Rex: users do not care whether an erroneous report came from TCC or from Windows (or any other source). If a certain combination of TCC internal features does not provide dependable results, users blame TCC, even as I (who should have known better) did when I wrote a TCC batch program with a race condition, until I found my own mistake. So maybe all timing features ought to have a warning about race conditions. If we dealt with a programming language intended only for professional programmers, such a C/C++/Fortran/etc., they would be expected to know about race conditions and how to avoid them, but scripting languages are intended for the non-professionals (or worse, the quasiprofessionals) who may have never heard of the phenomenon, so it would promote TCMD's acceptance to include appropriate warnings.
 
#8
I'm not sure about that. Think of it:
Code:

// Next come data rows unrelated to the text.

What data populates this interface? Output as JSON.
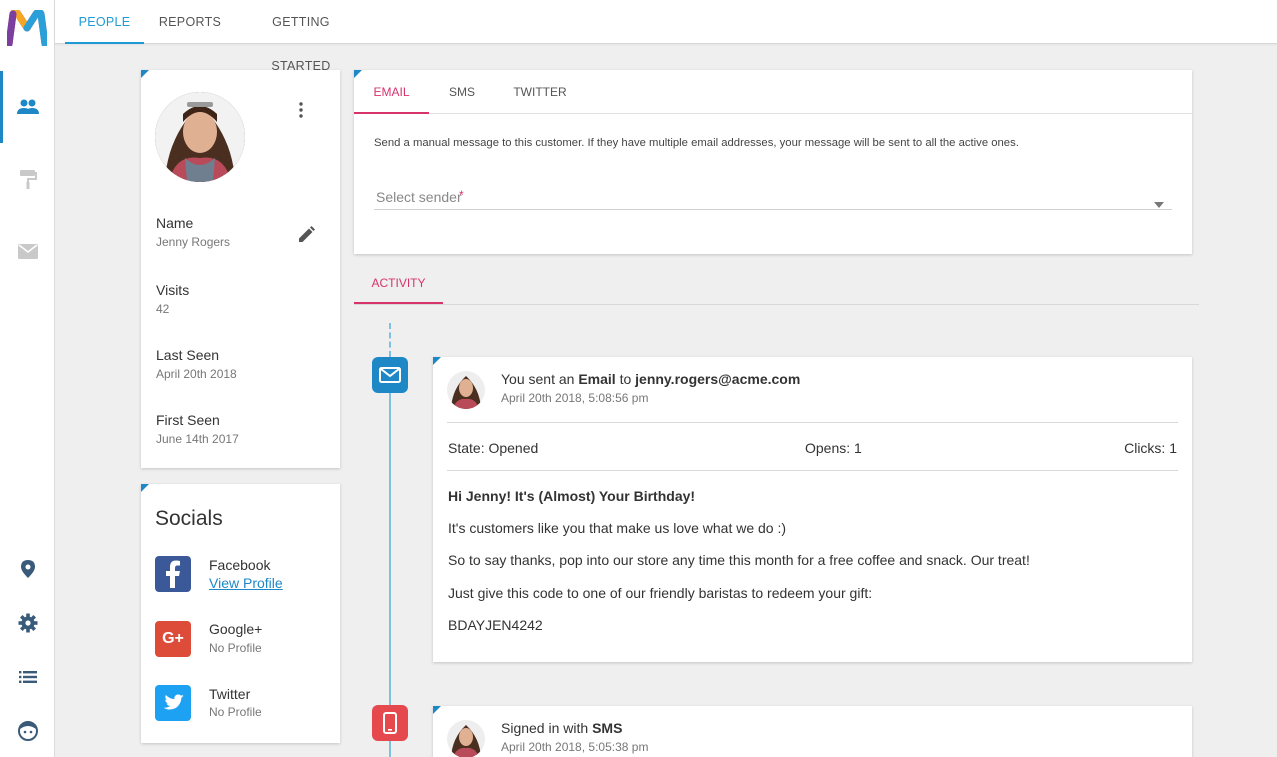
{
  "nav": {
    "tabs": [
      {
        "label": "PEOPLE",
        "active": true
      },
      {
        "label": "REPORTS",
        "active": false
      },
      {
        "label": "GETTING STARTED",
        "active": false
      }
    ]
  },
  "sidebar": {
    "icons": [
      "people-icon",
      "paint-roller-icon",
      "mail-icon",
      "location-icon",
      "gear-icon",
      "list-icon",
      "face-icon"
    ]
  },
  "profile": {
    "fields": [
      {
        "label": "Name",
        "value": "Jenny Rogers"
      },
      {
        "label": "Visits",
        "value": "42"
      },
      {
        "label": "Last Seen",
        "value": "April 20th 2018"
      },
      {
        "label": "First Seen",
        "value": "June 14th 2017"
      }
    ]
  },
  "socials": {
    "title": "Socials",
    "items": [
      {
        "name": "Facebook",
        "sub": "View Profile",
        "link": true,
        "color": "#3b5998"
      },
      {
        "name": "Google+",
        "sub": "No Profile",
        "link": false,
        "color": "#dd4b39"
      },
      {
        "name": "Twitter",
        "sub": "No Profile",
        "link": false,
        "color": "#1da1f2"
      }
    ]
  },
  "message": {
    "tabs": [
      {
        "label": "EMAIL",
        "active": true
      },
      {
        "label": "SMS",
        "active": false
      },
      {
        "label": "TWITTER",
        "active": false
      }
    ],
    "description": "Send a manual message to this customer. If they have multiple email addresses, your message will be sent to all the active ones.",
    "sender_placeholder": "Select sender",
    "required_mark": "*"
  },
  "activity": {
    "tab_label": "ACTIVITY",
    "events": [
      {
        "prefix": "You sent an ",
        "bold1": "Email",
        "mid": " to ",
        "bold2": "jenny.rogers@acme.com",
        "timestamp": "April 20th 2018, 5:08:56 pm",
        "state": "State: Opened",
        "opens": "Opens: 1",
        "clicks": "Clicks: 1",
        "subject": "Hi Jenny! It's (Almost) Your Birthday!",
        "lines": [
          "It's customers like you that make us love what we do :)",
          "So to say thanks, pop into our store any time this month for a free coffee and snack. Our treat!",
          "Just give this code to one of our friendly baristas to redeem your gift:",
          "BDAYJEN4242"
        ]
      },
      {
        "prefix": "Signed in with ",
        "bold1": "SMS",
        "timestamp": "April 20th 2018, 5:05:38 pm"
      }
    ]
  },
  "colors": {
    "accent_blue": "#1e88c7",
    "accent_pink": "#d6336c",
    "email_icon_bg": "#1e88c7",
    "sms_icon_bg": "#e5484d"
  }
}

do forever ( timer echo %@ping[...] )
DO looks at its command (timer echo %@ping[...]). The command is parsed, variables evaluated ... ( timer echo -1 ); that took 5 seconds. The command is then executed (very fast) and TIMER reports 0.
Then DO does it again; @ping is re-evaluated, but before the TIMER command is executed.
You can leave DO out of the discussion. It's a matter of when @ping[] is evaluated:
Code:
v:\> timer echo %@ping[128.230.13.42,5]
Timer 1 on: 12:57:37
-1
Timer 1 off: 12:57:37  Elapsed: 0:00:00.00  ("timer echo -1" was executed)

v:\> timer echo %%@ping[128.230.13.42,5]
Timer 1 on: 12:57:44
-1
Timer 1 off: 12:57:49  Elapsed: 0:00:05.01
I think I've got it right. Am I still missing something?
 
#9
Your conjecture may be right, Vince, that @PING is actually executed before TIMER is started. I tried a command, COPY of a 590MB file, instead of the function @PING; the report was reasonable. (2 min 58s). I am not sure there is any interference from @PING with the timer. I need to leave, but you might try using the PING command (I know it is external) instead of @PING; you might also try the DELAY command, which does use TCC and WinAPI to achieve delays, to see what's reported.